Start of ENTRIES SHOWN

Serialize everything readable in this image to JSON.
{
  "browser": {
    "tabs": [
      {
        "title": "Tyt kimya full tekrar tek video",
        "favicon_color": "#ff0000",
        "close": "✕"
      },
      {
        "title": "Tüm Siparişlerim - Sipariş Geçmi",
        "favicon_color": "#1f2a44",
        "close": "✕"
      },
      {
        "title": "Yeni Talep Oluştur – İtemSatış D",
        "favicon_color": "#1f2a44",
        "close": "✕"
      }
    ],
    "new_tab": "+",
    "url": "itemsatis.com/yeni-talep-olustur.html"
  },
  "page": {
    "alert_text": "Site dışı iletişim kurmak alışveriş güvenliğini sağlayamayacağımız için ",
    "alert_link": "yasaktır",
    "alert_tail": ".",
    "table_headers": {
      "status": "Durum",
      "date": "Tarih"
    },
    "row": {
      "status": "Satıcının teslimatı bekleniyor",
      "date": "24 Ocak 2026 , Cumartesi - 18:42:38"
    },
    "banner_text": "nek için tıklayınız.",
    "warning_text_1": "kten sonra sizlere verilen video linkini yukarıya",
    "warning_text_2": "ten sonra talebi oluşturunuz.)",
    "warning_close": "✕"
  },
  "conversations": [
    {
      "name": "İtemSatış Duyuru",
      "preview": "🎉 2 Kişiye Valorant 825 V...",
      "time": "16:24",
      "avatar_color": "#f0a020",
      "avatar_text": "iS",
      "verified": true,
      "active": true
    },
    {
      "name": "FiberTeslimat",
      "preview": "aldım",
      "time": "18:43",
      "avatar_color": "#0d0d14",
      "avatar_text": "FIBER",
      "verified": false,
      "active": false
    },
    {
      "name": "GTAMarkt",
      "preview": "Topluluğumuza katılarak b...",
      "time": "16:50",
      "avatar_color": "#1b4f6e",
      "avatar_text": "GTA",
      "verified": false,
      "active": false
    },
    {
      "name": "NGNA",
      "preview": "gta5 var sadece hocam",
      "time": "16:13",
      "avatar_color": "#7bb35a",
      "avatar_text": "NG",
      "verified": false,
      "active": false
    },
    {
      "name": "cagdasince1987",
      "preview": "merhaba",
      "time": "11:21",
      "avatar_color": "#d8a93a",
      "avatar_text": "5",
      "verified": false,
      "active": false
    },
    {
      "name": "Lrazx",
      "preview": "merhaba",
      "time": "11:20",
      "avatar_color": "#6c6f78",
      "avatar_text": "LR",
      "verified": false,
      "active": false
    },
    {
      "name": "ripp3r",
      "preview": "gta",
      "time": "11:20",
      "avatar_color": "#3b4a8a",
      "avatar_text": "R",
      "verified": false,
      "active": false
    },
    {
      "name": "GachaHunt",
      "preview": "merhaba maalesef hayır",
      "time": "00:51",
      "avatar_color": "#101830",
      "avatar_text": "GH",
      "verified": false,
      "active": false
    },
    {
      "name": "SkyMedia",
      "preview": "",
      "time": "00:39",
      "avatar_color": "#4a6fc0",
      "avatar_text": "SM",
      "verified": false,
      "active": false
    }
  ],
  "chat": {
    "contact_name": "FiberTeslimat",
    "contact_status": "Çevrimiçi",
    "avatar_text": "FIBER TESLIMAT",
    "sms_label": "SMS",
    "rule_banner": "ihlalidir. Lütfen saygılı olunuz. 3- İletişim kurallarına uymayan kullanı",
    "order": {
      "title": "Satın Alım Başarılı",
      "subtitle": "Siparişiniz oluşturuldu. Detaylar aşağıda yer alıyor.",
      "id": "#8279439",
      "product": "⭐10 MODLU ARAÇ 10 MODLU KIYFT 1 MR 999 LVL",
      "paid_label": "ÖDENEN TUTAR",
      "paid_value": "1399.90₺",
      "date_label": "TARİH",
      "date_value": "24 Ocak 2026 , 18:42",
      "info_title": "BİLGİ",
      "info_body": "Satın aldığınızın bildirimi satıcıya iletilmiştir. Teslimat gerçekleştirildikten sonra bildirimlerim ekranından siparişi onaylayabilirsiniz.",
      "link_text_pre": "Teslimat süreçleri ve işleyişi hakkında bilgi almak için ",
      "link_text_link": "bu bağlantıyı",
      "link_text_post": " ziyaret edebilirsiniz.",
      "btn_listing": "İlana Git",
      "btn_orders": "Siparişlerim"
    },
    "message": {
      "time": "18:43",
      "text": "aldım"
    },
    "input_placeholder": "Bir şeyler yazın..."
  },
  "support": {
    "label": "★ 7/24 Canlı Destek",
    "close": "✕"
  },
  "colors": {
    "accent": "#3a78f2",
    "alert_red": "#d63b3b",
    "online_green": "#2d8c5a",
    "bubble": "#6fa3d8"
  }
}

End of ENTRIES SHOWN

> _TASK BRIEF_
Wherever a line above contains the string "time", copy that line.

> _OUTPUT_
      "time": "16:24",
      "time": "18:43",
      "time": "16:50",
      "time": "16:13",
      "time": "11:21",
      "time": "11:20",
      "time": "11:20",
      "time": "00:51",
      "time": "00:39",
      "time": "18:43",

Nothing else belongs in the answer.